NHS hospital teams across Devon are reassuring local people that emergency services are there for them if they are unwell and need help.
Doctors are concerned that some people who should be getting medical help for non-COVID-19 illnesses are staying away from hospital and not seeking help due to fears they might catch the virus.
Attendances have fallen by more than a third at emergency departments across Devon, in line with national trends. Some of this may be because people are acting responsibly and getting advice from other healthcare settings.
However, at all hospitals, the numbers of people being admitted with serious problems such as heart problems and strokes are substantially reduced, suggesting that some cases are not being diagnosed.
Dr Rob Dyer, Lead Medical Director for Devon Sustainability and Transformation Partnership, said: “Although it is helpful that the pressure on our hospitals has been reduced by people keeping away unless they really need to attend, we are concerned that some people who would benefit from urgent medical help may not be receiving it.
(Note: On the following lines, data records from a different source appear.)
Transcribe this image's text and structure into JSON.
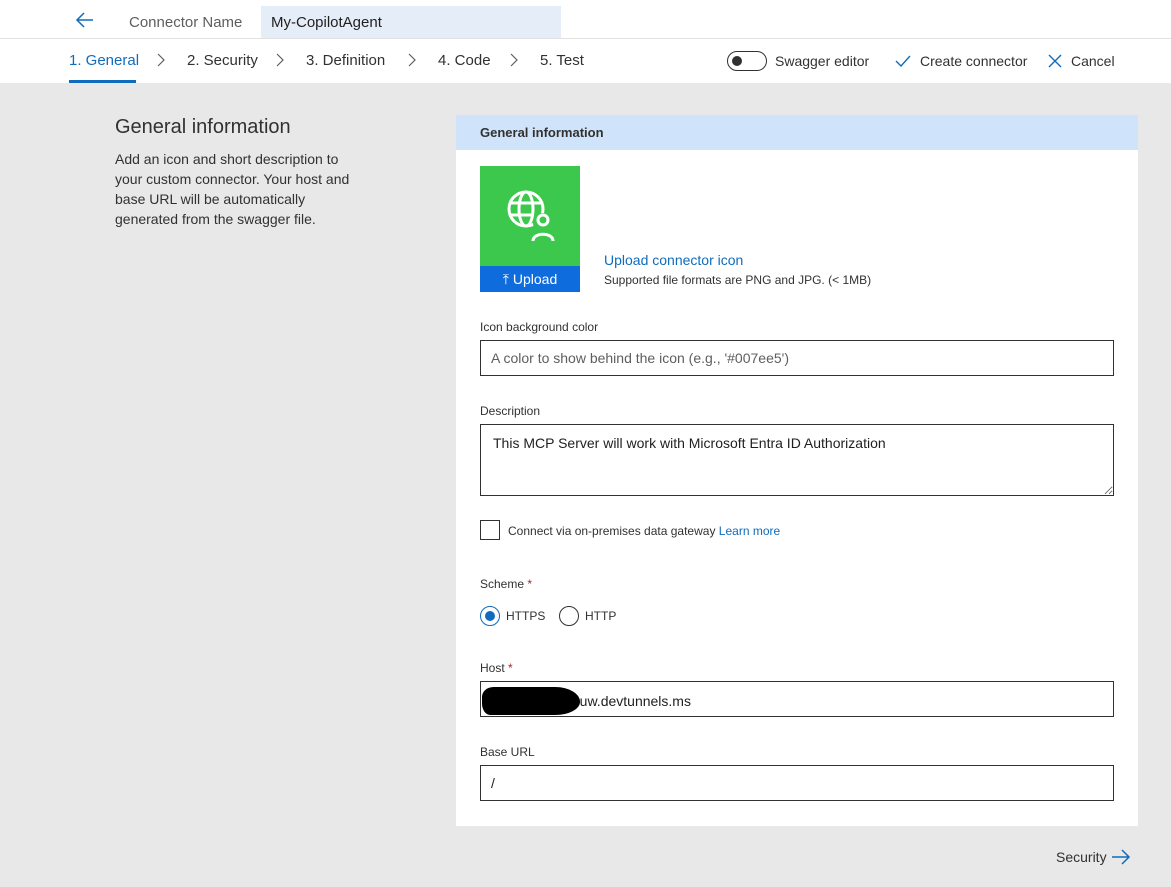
{
  "topbar": {
    "connector_label": "Connector Name",
    "connector_name": "My-CopilotAgent"
  },
  "steps": [
    {
      "label": "1. General"
    },
    {
      "label": "2. Security"
    },
    {
      "label": "3. Definition"
    },
    {
      "label": "4. Code"
    },
    {
      "label": "5. Test"
    }
  ],
  "toolbar": {
    "swagger_label": "Swagger editor",
    "swagger_on": false,
    "create_label": "Create connector",
    "cancel_label": "Cancel"
  },
  "side": {
    "title": "General information",
    "description": "Add an icon and short description to your custom connector. Your host and base URL will be automatically generated from the swagger file."
  },
  "card": {
    "header": "General information",
    "icon_bg": "#3cc84c",
    "icon_name": "globe-user-icon",
    "upload_label": "Upload",
    "upload_link": "Upload connector icon",
    "upload_note": "Supported file formats are PNG and JPG. (< 1MB)",
    "icon_bg_label": "Icon background color",
    "icon_bg_placeholder": "A color to show behind the icon (e.g., '#007ee5')",
    "description_label": "Description",
    "description_value": "This MCP Server will work with Microsoft Entra ID Authorization",
    "gateway_label": "Connect via on-premises data gateway",
    "gateway_link": "Learn more",
    "scheme_label": "Scheme",
    "required_mark": "*",
    "scheme_options": [
      "HTTPS",
      "HTTP"
    ],
    "scheme_selected": "HTTPS",
    "host_label": "Host",
    "host_value_visible": ".euw.devtunnels.ms",
    "base_url_label": "Base URL",
    "base_url_value": "/"
  },
  "footer": {
    "next_label": "Security"
  },
  "colors": {
    "accent": "#0f6cbd",
    "header_bg": "#cfe4fa",
    "page_bg": "#e8e8e8"
  }
}
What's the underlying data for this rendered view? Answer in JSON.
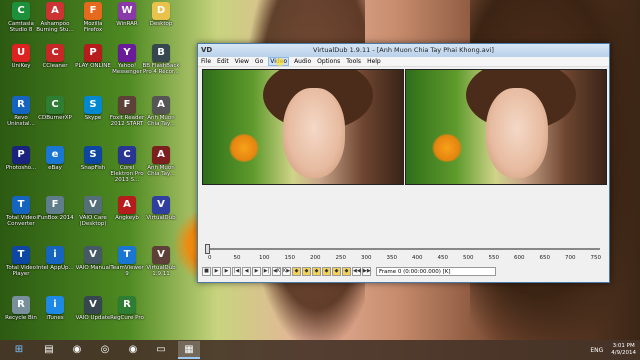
{
  "desktop_icons": [
    {
      "label": "Camtasia Studio 8",
      "glyph": "C",
      "color": "#1e8f3a"
    },
    {
      "label": "Ashampoo Burning Stu...",
      "glyph": "A",
      "color": "#c33"
    },
    {
      "label": "Mozilla Firefox",
      "glyph": "F",
      "color": "#e66a1d"
    },
    {
      "label": "WinRAR",
      "glyph": "W",
      "color": "#8a3aa8"
    },
    {
      "label": "Desktop",
      "glyph": "D",
      "color": "#e8c24a"
    },
    {
      "label": "UniKey",
      "glyph": "U",
      "color": "#d22"
    },
    {
      "label": "CCleaner",
      "glyph": "C",
      "color": "#c62828"
    },
    {
      "label": "PLAY ONLINE",
      "glyph": "P",
      "color": "#b71c1c"
    },
    {
      "label": "Yahoo! Messenger",
      "glyph": "Y",
      "color": "#6a1b9a"
    },
    {
      "label": "BB FlashBack Pro 4 Recor...",
      "glyph": "B",
      "color": "#37474f"
    },
    {
      "label": "Revo Uninstal...",
      "glyph": "R",
      "color": "#1565c0"
    },
    {
      "label": "CDBurnerXP",
      "glyph": "C",
      "color": "#2e7d32"
    },
    {
      "label": "Skype",
      "glyph": "S",
      "color": "#0288d1"
    },
    {
      "label": "Foxit Reader 2012 START",
      "glyph": "F",
      "color": "#5d4037"
    },
    {
      "label": "Anh Muon Chia Tay...",
      "glyph": "A",
      "color": "#555"
    },
    {
      "label": "Photosho...",
      "glyph": "P",
      "color": "#1a237e"
    },
    {
      "label": "eBay",
      "glyph": "e",
      "color": "#1976d2"
    },
    {
      "label": "SnapFish",
      "glyph": "S",
      "color": "#0d47a1"
    },
    {
      "label": "Corel Elektron Pro 2013 S...",
      "glyph": "C",
      "color": "#283593"
    },
    {
      "label": "Anh Muon Chia Tay...",
      "glyph": "A",
      "color": "#7b1f1f"
    },
    {
      "label": "Total Video Converter",
      "glyph": "T",
      "color": "#1565c0"
    },
    {
      "label": "iFunBox 2014",
      "glyph": "F",
      "color": "#607d8b"
    },
    {
      "label": "VAIO Care (Desktop)",
      "glyph": "V",
      "color": "#546e7a"
    },
    {
      "label": "Angkeyb",
      "glyph": "A",
      "color": "#b71c1c"
    },
    {
      "label": "VirtualDub",
      "glyph": "V",
      "color": "#303f9f"
    },
    {
      "label": "Total Video Player",
      "glyph": "T",
      "color": "#0d47a1"
    },
    {
      "label": "Intel AppUp...",
      "glyph": "i",
      "color": "#1565c0"
    },
    {
      "label": "VAIO Manual",
      "glyph": "V",
      "color": "#455a64"
    },
    {
      "label": "TeamViewer 9",
      "glyph": "T",
      "color": "#1976d2"
    },
    {
      "label": "VirtualDub 1.9.11",
      "glyph": "V",
      "color": "#5d4037"
    },
    {
      "label": "Recycle Bin",
      "glyph": "R",
      "color": "#78909c"
    },
    {
      "label": "iTunes",
      "glyph": "i",
      "color": "#1e88e5"
    },
    {
      "label": "VAIO Update",
      "glyph": "V",
      "color": "#37474f"
    },
    {
      "label": "RegCure Pro",
      "glyph": "R",
      "color": "#2e7d32"
    }
  ],
  "window": {
    "title": "VirtualDub 1.9.11 - [Anh Muon Chia Tay Phai Khong.avi]",
    "app_icon": "VD",
    "menu": [
      "File",
      "Edit",
      "View",
      "Go",
      "Video",
      "Audio",
      "Options",
      "Tools",
      "Help"
    ],
    "hovered_menu": "Video",
    "ticks": [
      "0",
      "50",
      "100",
      "150",
      "200",
      "250",
      "300",
      "350",
      "400",
      "450",
      "500",
      "550",
      "600",
      "650",
      "700",
      "750"
    ],
    "frame_readout": "Frame 0 (0:00:00.000) [K]",
    "toolbar_glyphs": [
      "■",
      "▶",
      "▶",
      "|◀",
      "◀",
      "▶",
      "▶|",
      "◀K",
      "K▶",
      "◆",
      "◆",
      "◆",
      "◆",
      "◆",
      "◆",
      "◀◀",
      "▶▶"
    ]
  },
  "taskbar": {
    "start_glyph": "⊞",
    "apps": [
      {
        "glyph": "▤",
        "name": "office"
      },
      {
        "glyph": "◉",
        "name": "chrome"
      },
      {
        "glyph": "◎",
        "name": "daemon"
      },
      {
        "glyph": "◉",
        "name": "firefox"
      },
      {
        "glyph": "▭",
        "name": "explorer"
      },
      {
        "glyph": "▦",
        "name": "virtualdub"
      }
    ],
    "tray": {
      "lang": "ENG",
      "time": "3:01 PM",
      "date": "4/9/2014"
    }
  },
  "colors": {
    "accent": "#4a7aa8",
    "taskbar": "#463428"
  }
}
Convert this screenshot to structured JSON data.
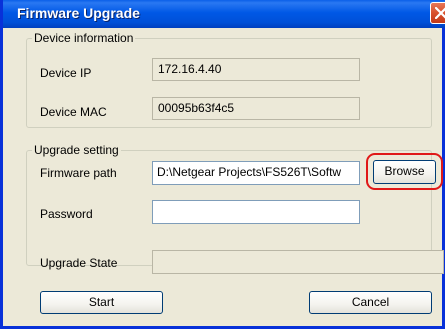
{
  "window": {
    "title": "Firmware Upgrade",
    "close_icon": "close-icon"
  },
  "device_info": {
    "group_label": "Device information",
    "ip_label": "Device IP",
    "ip_value": "172.16.4.40",
    "mac_label": "Device MAC",
    "mac_value": "00095b63f4c5"
  },
  "upgrade_setting": {
    "group_label": "Upgrade setting",
    "firmware_path_label": "Firmware path",
    "firmware_path_value": "D:\\Netgear Projects\\FS526T\\Softw",
    "browse_label": "Browse",
    "password_label": "Password",
    "password_value": ""
  },
  "upgrade_state": {
    "label": "Upgrade State",
    "value": ""
  },
  "actions": {
    "start_label": "Start",
    "cancel_label": "Cancel"
  },
  "colors": {
    "title_bar": "#0058e6",
    "dialog_bg": "#ece9d8",
    "highlight": "#e01818"
  }
}
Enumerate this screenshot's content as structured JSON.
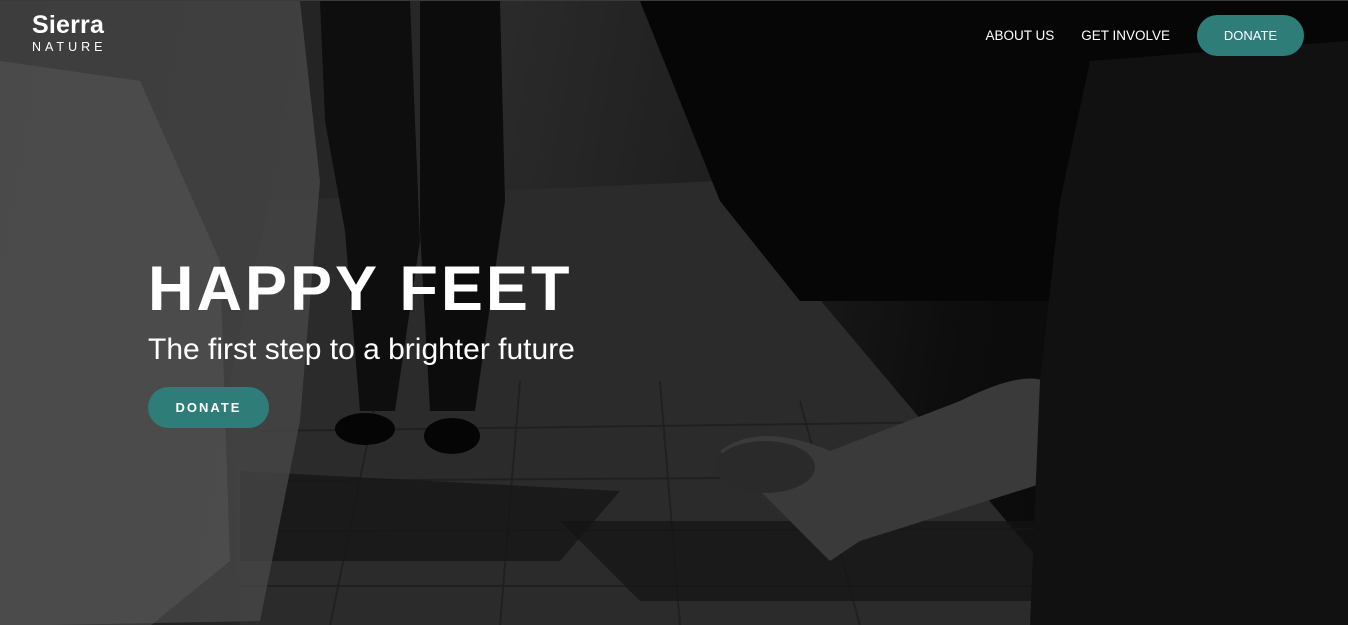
{
  "brand": {
    "name": "Sierra",
    "tagline": "NATURE"
  },
  "nav": {
    "links": [
      {
        "label": "ABOUT US"
      },
      {
        "label": "GET INVOLVE"
      }
    ],
    "donate_label": "DONATE"
  },
  "hero": {
    "headline": "HAPPY FEET",
    "subheadline": "The first step to a brighter future",
    "cta_label": "DONATE",
    "background_image": "black-and-white street photo of people walking on a tiled sidewalk"
  },
  "colors": {
    "accent": "#2e7d78",
    "text": "#ffffff",
    "background": "#0b0b0b"
  }
}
“It is understandable that people may be worried about coming to hospitals at this time. However, we want people to know that precautionary measures are in place and that there are real dangers in not seeking help for serious conditions.
“Hospitals and GP practices across Devon have put in place special measures to protect patients and staff from COVID-19, whether they are treating a patient with symptoms of the virus, or for other illnesses. In many cases those affected by the virus are being seen in separate areas.
“We are still here for you if you need help.”
Paediatricians are also concerned parents may not be getting help for their children when the need it.
The message from paediatric consultants in Devon is: “If you’re a parent with a seriously unwell child, we want you to know that the NHS is here for you.
“If you have to go to A&E there will be special arrangements in place to protect you
and your child from the risk of infection.
“COVID-19 is putting the NHS under a lot of pressure but children still get sick and
we want you to connect with us when this happens.”
Doctors are reminding people of these key points:
- If you or someone you know has a life-threatening injury or illness, such as severe chest pain, bleeding, loss of consciousness or signs of a stroke, call 999 or go to your nearest accident and emergency department
- Some hospital procedures, operations and clinics are continuing to take place in Devon. Hospitals are making their own local arrangements which may change over time. You should not attend any appointment if you are self isolating due to COVID-19 or have been informed by the hospital not to attend
- GP practices in Devon remain open during the COVID-19 pandemic. If you need to see your GP, for example for back pain, arthritis or asthma, contact your practice via their website or by phone. Your consultation may be via phone, video or in person.
For more information on what to do if you are unwell, click on www.nhs.uk or download the NHS App from Google Play or Apple App Store.